But if Coblentz’s novel is fairly useless as a science primer, it must be deemed a striking success as a fast-moving and fun exercise in Radium Age sci-fi. The book is written in a manner that comes off almost like a YA book, with fewer instances of the beautiful language that had graced the 1945 novel, while yet retaining its author’s remarkably readable style. The book is often quite funny, with those know-it-all Lamp-Heads — who refuse to believe in the existence of any other world besides their own, maintaining that Dan and Stark must have originated from farther beneath their planet’s surface — often coming off as simpletons and buffoons. And the comedy really comes to a head rather late in the story, when the entire Plutonian populace comes down with a nasty case of the mumps, of all things! Paul’s illustrations only accentuate the comedic elements by making the Plutonians appear like enormous-headed stick figures, those bulbs on their noggins serving as the crowning touch. So yes, the novel is both fun and funny, with a touch of rather charming naivete and innocence thrown in. I mean, what other word besides “innocent” can one use to describe two Earthmen who bring along oxygen canisters on their journey “lest, on reaching Pluto, we should find the atmosphere unfit to breathe” (!), and who, upon touchdown, are surprised to find “no evidence of city or forest, river or sea…”

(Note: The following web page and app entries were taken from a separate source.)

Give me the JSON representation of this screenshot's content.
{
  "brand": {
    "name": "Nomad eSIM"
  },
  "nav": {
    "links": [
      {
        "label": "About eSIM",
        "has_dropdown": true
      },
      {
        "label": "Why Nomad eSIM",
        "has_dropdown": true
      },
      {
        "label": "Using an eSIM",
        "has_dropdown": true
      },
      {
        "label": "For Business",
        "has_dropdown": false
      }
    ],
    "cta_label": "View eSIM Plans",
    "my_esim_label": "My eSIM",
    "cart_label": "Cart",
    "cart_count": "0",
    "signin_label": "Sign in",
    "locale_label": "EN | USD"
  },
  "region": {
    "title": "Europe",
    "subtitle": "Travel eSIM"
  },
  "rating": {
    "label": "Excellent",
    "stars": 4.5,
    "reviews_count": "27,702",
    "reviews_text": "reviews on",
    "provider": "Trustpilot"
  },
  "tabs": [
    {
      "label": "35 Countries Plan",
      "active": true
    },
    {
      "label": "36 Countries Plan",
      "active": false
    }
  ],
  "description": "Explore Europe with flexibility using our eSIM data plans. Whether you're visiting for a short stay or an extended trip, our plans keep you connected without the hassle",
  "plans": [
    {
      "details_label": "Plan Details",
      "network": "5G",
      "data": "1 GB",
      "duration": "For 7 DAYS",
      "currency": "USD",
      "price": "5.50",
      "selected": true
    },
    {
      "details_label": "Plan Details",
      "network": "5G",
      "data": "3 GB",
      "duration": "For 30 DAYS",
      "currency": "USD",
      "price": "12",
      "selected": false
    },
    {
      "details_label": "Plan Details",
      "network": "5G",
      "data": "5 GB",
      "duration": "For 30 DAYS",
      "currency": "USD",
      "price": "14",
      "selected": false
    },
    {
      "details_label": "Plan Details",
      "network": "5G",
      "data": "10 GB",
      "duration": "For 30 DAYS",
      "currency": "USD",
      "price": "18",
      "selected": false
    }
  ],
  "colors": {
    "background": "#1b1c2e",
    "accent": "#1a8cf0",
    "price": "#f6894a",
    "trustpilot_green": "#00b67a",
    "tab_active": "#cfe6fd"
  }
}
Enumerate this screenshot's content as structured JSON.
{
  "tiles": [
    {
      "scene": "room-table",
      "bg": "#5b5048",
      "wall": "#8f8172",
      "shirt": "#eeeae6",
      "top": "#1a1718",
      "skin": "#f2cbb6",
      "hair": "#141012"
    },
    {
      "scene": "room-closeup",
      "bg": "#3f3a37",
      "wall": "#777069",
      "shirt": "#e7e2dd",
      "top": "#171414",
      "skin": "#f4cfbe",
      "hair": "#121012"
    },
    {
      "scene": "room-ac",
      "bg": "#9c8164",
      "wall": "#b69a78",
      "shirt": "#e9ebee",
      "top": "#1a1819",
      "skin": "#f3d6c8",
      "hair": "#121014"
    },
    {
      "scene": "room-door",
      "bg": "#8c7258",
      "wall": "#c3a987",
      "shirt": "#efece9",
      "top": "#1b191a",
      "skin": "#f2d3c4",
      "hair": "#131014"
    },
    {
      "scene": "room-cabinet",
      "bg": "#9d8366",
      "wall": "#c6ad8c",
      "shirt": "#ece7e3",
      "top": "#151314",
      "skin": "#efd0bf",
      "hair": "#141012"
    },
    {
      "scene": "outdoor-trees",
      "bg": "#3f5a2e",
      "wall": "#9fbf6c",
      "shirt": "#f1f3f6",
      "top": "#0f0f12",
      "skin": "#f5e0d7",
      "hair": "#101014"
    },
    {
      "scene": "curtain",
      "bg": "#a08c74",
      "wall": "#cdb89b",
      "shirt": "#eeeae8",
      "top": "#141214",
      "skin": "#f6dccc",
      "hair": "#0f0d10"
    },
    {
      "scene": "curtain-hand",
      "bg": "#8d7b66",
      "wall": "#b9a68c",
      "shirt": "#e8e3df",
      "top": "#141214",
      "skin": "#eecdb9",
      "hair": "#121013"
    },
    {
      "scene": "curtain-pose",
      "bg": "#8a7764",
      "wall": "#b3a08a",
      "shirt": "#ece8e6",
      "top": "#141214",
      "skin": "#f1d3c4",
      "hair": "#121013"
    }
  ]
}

As in The Sunken World, Coblentz uses his lost civilization, its mores and customs, to make trenchant commentary on our own society. During one extended segment, Dan and Zandaye make their way through a slum district … that is comprised of golden architecture and encrusted with precious gems. As Zandaye explains to the goggle-eyed Earthman, “…the accumulation of gold or silver … was regarded by most … as a sign of poverty; for a person could at best possess only a certain amount, and if his hoardings were of a material nature, then they excluded those mental and spiritual acquisitions that constituted the true wealth…” (Hmm, perhaps those Plutonians aren’t so stupid after all!) And when Zandaye later points out some splendidly attired personages who she refers to as “menials” and “drudges” and “slaves,” we soon learn that these Plutonians are, in actuality, bankers, lenders, lawyers and stockbrokers! “Pity them — the poor slaves,” Zandaye exclaims. “…Isn’t it unfortunate that such beings exist?” Anyway, for me, any book that features lighthearted, fast-moving fun, a goodly dose of comedy, and some social commentary cannot be all bad, despite the inaccuracy of its scientific predictions. And thus, a wholehearted recommendation from me for this 5th novel by Stanton A. Coblentz; an author who is currently a very solid 3 for 3 with this reader.

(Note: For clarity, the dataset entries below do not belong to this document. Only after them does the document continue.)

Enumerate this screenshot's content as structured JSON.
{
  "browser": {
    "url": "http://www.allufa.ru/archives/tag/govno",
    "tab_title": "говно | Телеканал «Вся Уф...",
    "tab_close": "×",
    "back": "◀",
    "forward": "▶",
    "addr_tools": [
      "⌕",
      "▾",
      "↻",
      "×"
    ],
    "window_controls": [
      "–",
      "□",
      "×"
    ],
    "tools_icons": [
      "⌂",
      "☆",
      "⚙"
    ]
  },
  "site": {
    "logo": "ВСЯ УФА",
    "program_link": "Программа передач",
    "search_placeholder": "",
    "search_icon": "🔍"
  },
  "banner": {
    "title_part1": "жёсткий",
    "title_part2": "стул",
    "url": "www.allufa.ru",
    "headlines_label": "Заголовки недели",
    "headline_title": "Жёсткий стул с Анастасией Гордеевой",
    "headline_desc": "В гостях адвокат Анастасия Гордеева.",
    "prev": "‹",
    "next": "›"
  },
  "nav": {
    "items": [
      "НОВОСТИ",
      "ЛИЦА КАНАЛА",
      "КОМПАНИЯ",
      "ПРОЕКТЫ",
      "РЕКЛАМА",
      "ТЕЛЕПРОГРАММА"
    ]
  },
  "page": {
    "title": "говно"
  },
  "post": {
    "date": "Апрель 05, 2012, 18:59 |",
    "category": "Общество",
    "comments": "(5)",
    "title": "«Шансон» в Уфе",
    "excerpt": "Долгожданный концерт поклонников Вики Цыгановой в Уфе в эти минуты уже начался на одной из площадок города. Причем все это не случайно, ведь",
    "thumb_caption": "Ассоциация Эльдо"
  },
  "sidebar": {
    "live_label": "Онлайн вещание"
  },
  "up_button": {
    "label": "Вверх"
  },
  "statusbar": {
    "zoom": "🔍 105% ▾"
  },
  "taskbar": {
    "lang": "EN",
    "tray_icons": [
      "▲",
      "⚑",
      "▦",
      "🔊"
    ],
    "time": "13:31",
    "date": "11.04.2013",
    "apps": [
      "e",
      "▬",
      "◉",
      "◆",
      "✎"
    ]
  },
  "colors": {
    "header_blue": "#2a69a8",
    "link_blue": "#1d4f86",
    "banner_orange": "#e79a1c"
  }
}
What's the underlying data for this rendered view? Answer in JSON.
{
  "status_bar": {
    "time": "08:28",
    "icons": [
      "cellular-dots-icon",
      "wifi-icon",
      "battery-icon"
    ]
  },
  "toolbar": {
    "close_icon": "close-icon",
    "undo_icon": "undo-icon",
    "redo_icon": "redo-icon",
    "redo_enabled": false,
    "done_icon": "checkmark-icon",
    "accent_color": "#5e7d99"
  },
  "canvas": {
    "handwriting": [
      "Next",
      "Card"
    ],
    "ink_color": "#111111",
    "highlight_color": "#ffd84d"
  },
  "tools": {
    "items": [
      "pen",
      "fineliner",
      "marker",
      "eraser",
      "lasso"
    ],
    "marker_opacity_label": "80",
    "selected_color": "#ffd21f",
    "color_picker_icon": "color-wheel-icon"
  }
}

And up next for me, I have a feeling, will be still another book by the same author; his 8th novel, 1933’s The Man From Tomorrow. Will Coblentz soon be 4 for 4 with this reader? Stay tuned…
Wow, Sandy, that cover.
Originally on the 1950 paperback, I believe, and not at all faithful to the book itself….